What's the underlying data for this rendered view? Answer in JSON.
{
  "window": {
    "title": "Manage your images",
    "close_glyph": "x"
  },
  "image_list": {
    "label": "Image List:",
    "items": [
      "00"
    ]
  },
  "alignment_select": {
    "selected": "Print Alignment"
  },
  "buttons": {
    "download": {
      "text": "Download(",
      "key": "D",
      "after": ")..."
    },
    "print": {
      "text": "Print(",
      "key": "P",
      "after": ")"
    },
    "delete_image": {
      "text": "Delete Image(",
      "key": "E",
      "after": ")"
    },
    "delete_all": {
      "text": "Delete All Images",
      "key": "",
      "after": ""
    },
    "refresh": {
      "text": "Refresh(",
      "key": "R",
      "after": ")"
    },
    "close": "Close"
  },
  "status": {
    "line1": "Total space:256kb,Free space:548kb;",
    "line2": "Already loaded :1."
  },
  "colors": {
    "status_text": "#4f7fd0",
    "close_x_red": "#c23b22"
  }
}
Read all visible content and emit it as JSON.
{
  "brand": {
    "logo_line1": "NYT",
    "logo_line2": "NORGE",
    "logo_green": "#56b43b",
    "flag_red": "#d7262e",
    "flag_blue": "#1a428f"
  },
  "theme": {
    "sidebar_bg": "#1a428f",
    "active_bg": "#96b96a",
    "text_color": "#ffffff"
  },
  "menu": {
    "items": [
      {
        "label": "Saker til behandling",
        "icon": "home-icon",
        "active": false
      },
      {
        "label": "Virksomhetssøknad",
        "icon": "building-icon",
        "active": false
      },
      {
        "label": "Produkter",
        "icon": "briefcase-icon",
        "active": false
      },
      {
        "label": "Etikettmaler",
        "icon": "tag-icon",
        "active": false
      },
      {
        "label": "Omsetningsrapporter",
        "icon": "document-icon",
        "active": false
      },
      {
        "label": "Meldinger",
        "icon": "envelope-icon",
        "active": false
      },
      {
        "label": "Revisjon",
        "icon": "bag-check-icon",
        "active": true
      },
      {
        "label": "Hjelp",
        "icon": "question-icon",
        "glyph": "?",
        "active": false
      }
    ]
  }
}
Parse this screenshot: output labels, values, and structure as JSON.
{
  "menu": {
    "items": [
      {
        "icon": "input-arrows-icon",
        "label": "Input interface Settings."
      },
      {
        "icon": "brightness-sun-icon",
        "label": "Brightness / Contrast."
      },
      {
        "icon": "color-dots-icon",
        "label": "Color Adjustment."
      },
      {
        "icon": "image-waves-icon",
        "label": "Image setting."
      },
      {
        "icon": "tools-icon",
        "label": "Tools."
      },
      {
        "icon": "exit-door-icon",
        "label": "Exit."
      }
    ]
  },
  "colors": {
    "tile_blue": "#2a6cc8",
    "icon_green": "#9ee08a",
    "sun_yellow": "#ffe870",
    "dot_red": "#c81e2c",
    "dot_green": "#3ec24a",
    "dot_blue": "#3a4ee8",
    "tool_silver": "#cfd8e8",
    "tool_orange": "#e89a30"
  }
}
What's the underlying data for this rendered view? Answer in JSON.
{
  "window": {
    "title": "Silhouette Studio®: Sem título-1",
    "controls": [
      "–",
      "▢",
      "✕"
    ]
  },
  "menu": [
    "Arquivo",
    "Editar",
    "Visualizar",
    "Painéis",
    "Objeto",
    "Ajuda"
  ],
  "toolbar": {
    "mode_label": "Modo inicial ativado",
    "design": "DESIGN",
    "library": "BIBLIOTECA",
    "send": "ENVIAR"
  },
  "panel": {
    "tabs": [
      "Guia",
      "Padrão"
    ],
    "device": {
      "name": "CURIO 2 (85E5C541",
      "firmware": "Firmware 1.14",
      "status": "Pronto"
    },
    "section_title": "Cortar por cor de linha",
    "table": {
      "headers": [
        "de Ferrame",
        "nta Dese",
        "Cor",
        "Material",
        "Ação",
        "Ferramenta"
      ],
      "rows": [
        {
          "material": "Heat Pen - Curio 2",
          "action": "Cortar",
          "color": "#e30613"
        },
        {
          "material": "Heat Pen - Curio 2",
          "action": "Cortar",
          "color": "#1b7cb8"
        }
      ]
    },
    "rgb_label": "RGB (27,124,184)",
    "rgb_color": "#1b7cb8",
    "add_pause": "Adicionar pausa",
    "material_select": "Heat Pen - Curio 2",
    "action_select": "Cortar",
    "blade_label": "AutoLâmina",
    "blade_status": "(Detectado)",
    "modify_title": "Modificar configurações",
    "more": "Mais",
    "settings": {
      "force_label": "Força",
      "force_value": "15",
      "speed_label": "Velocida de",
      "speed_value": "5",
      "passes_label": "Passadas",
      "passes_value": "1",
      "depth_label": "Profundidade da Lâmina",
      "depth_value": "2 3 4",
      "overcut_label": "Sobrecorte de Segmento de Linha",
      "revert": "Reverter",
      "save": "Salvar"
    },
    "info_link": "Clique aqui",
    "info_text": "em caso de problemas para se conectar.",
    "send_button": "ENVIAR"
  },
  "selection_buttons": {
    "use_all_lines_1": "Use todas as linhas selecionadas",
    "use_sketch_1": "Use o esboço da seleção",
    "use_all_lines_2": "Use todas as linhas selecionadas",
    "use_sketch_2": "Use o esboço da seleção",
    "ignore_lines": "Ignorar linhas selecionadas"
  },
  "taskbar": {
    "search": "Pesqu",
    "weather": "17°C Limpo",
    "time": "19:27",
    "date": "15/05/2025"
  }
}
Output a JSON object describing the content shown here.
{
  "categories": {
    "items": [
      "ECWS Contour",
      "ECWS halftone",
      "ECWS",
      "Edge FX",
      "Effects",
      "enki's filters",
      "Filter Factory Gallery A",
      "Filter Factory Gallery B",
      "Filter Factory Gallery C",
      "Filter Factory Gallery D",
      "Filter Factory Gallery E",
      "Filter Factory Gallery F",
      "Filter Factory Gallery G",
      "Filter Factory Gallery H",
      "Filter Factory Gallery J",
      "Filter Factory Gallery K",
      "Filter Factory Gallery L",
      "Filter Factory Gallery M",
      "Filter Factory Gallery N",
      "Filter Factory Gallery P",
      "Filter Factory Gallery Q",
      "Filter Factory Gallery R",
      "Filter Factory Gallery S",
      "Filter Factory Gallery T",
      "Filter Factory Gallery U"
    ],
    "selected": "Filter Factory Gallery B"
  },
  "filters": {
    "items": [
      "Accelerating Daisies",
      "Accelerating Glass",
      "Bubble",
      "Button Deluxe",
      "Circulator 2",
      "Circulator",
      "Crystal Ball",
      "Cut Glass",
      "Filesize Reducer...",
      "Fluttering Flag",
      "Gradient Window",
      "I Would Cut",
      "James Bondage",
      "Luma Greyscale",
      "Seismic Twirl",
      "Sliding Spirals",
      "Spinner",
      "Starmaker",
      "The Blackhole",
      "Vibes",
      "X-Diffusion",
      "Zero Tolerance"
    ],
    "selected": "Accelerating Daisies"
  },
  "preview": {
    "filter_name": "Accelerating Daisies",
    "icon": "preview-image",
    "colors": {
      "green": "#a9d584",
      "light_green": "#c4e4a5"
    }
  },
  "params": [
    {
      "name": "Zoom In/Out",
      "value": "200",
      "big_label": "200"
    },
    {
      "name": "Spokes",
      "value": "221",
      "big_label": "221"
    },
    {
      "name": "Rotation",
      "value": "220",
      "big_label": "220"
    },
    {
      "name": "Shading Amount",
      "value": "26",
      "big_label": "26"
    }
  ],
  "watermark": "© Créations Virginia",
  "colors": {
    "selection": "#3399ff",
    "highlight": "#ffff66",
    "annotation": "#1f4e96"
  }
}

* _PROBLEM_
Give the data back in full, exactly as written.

* _TASK SOLUTION_
What's the underlying data for this rendered view? Answer in JSON.
{
  "window": {
    "title": "Manage your images",
    "close_glyph": "x"
  },
  "image_list": {
    "label": "Image List:",
    "items": [
      "00"
    ]
  },
  "alignment_select": {
    "selected": "Print Alignment"
  },
  "buttons": {
    "download": {
      "text": "Download(",
      "key": "D",
      "after": ")..."
    },
    "print": {
      "text": "Print(",
      "key": "P",
      "after": ")"
    },
    "delete_image": {
      "text": "Delete Image(",
      "key": "E",
      "after": ")"
    },
    "delete_all": {
      "text": "Delete All Images",
      "key": "",
      "after": ""
    },
    "refresh": {
      "text": "Refresh(",
      "key": "R",
      "after": ")"
    },
    "close": "Close"
  },
  "status": {
    "line1": "Total space:256kb,Free space:548kb;",
    "line2": "Already loaded :1."
  },
  "colors": {
    "status_text": "#4f7fd0",
    "close_x_red": "#c23b22"
  }
}
Read all visible content and emit it as JSON.
{
  "brand": {
    "logo_line1": "NYT",
    "logo_line2": "NORGE",
    "logo_green": "#56b43b",
    "flag_red": "#d7262e",
    "flag_blue": "#1a428f"
  },
  "theme": {
    "sidebar_bg": "#1a428f",
    "active_bg": "#96b96a",
    "text_color": "#ffffff"
  },
  "menu": {
    "items": [
      {
        "label": "Saker til behandling",
        "icon": "home-icon",
        "active": false
      },
      {
        "label": "Virksomhetssøknad",
        "icon": "building-icon",
        "active": false
      },
      {
        "label": "Produkter",
        "icon": "briefcase-icon",
        "active": false
      },
      {
        "label": "Etikettmaler",
        "icon": "tag-icon",
        "active": false
      },
      {
        "label": "Omsetningsrapporter",
        "icon": "document-icon",
        "active": false
      },
      {
        "label": "Meldinger",
        "icon": "envelope-icon",
        "active": false
      },
      {
        "label": "Revisjon",
        "icon": "bag-check-icon",
        "active": true
      },
      {
        "label": "Hjelp",
        "icon": "question-icon",
        "glyph": "?",
        "active": false
      }
    ]
  }
}
Parse this screenshot: output labels, values, and structure as JSON.
{
  "menu": {
    "items": [
      {
        "icon": "input-arrows-icon",
        "label": "Input interface Settings."
      },
      {
        "icon": "brightness-sun-icon",
        "label": "Brightness / Contrast."
      },
      {
        "icon": "color-dots-icon",
        "label": "Color Adjustment."
      },
      {
        "icon": "image-waves-icon",
        "label": "Image setting."
      },
      {
        "icon": "tools-icon",
        "label": "Tools."
      },
      {
        "icon": "exit-door-icon",
        "label": "Exit."
      }
    ]
  },
  "colors": {
    "tile_blue": "#2a6cc8",
    "icon_green": "#9ee08a",
    "sun_yellow": "#ffe870",
    "dot_red": "#c81e2c",
    "dot_green": "#3ec24a",
    "dot_blue": "#3a4ee8",
    "tool_silver": "#cfd8e8",
    "tool_orange": "#e89a30"
  }
}
What's the underlying data for this rendered view? Answer in JSON.
{
  "window": {
    "title": "Silhouette Studio®: Sem título-1",
    "controls": [
      "–",
      "▢",
      "✕"
    ]
  },
  "menu": [
    "Arquivo",
    "Editar",
    "Visualizar",
    "Painéis",
    "Objeto",
    "Ajuda"
  ],
  "toolbar": {
    "mode_label": "Modo inicial ativado",
    "design": "DESIGN",
    "library": "BIBLIOTECA",
    "send": "ENVIAR"
  },
  "panel": {
    "tabs": [
      "Guia",
      "Padrão"
    ],
    "device": {
      "name": "CURIO 2 (85E5C541",
      "firmware": "Firmware 1.14",
      "status": "Pronto"
    },
    "section_title": "Cortar por cor de linha",
    "table": {
      "headers": [
        "de Ferrame",
        "nta Dese",
        "Cor",
        "Material",
        "Ação",
        "Ferramenta"
      ],
      "rows": [
        {
          "material": "Heat Pen - Curio 2",
          "action": "Cortar",
          "color": "#e30613"
        },
        {
          "material": "Heat Pen - Curio 2",
          "action": "Cortar",
          "color": "#1b7cb8"
        }
      ]
    },
    "rgb_label": "RGB (27,124,184)",
    "rgb_color": "#1b7cb8",
    "add_pause": "Adicionar pausa",
    "material_select": "Heat Pen - Curio 2",
    "action_select": "Cortar",
    "blade_label": "AutoLâmina",
    "blade_status": "(Detectado)",
    "modify_title": "Modificar configurações",
    "more": "Mais",
    "settings": {
      "force_label": "Força",
      "force_value": "15",
      "speed_label": "Velocida de",
      "speed_value": "5",
      "passes_label": "Passadas",
      "passes_value": "1",
      "depth_label": "Profundidade da Lâmina",
      "depth_value": "2 3 4",
      "overcut_label": "Sobrecorte de Segmento de Linha",
      "revert": "Reverter",
      "save": "Salvar"
    },
    "info_link": "Clique aqui",
    "info_text": "em caso de problemas para se conectar.",
    "send_button": "ENVIAR"
  },
  "selection_buttons": {
    "use_all_lines_1": "Use todas as linhas selecionadas",
    "use_sketch_1": "Use o esboço da seleção",
    "use_all_lines_2": "Use todas as linhas selecionadas",
    "use_sketch_2": "Use o esboço da seleção",
    "ignore_lines": "Ignorar linhas selecionadas"
  },
  "taskbar": {
    "search": "Pesqu",
    "weather": "17°C Limpo",
    "time": "19:27",
    "date": "15/05/2025"
  }
}
Output a JSON object describing the content shown here.
{
  "categories": {
    "items": [
      "ECWS Contour",
      "ECWS halftone",
      "ECWS",
      "Edge FX",
      "Effects",
      "enki's filters",
      "Filter Factory Gallery A",
      "Filter Factory Gallery B",
      "Filter Factory Gallery C",
      "Filter Factory Gallery D",
      "Filter Factory Gallery E",
      "Filter Factory Gallery F",
      "Filter Factory Gallery G",
      "Filter Factory Gallery H",
      "Filter Factory Gallery J",
      "Filter Factory Gallery K",
      "Filter Factory Gallery L",
      "Filter Factory Gallery M",
      "Filter Factory Gallery N",
      "Filter Factory Gallery P",
      "Filter Factory Gallery Q",
      "Filter Factory Gallery R",
      "Filter Factory Gallery S",
      "Filter Factory Gallery T",
      "Filter Factory Gallery U"
    ],
    "selected": "Filter Factory Gallery B"
  },
  "filters": {
    "items": [
      "Accelerating Daisies",
      "Accelerating Glass",
      "Bubble",
      "Button Deluxe",
      "Circulator 2",
      "Circulator",
      "Crystal Ball",
      "Cut Glass",
      "Filesize Reducer...",
      "Fluttering Flag",
      "Gradient Window",
      "I Would Cut",
      "James Bondage",
      "Luma Greyscale",
      "Seismic Twirl",
      "Sliding Spirals",
      "Spinner",
      "Starmaker",
      "The Blackhole",
      "Vibes",
      "X-Diffusion",
      "Zero Tolerance"
    ],
    "selected": "Accelerating Daisies"
  },
  "preview": {
    "filter_name": "Accelerating Daisies",
    "icon": "preview-image",
    "colors": {
      "green": "#a9d584",
      "light_green": "#c4e4a5"
    }
  },
  "params": [
    {
      "name": "Zoom In/Out",
      "value": "200",
      "big_label": "200"
    },
    {
      "name": "Spokes",
      "value": "221",
      "big_label": "221"
    },
    {
      "name": "Rotation",
      "value": "220",
      "big_label": "220"
    },
    {
      "name": "Shading Amount",
      "value": "26",
      "big_label": "26"
    }
  ],
  "watermark": "© Créations Virginia",
  "colors": {
    "selection": "#3399ff",
    "highlight": "#ffff66",
    "annotation": "#1f4e96"
  }
}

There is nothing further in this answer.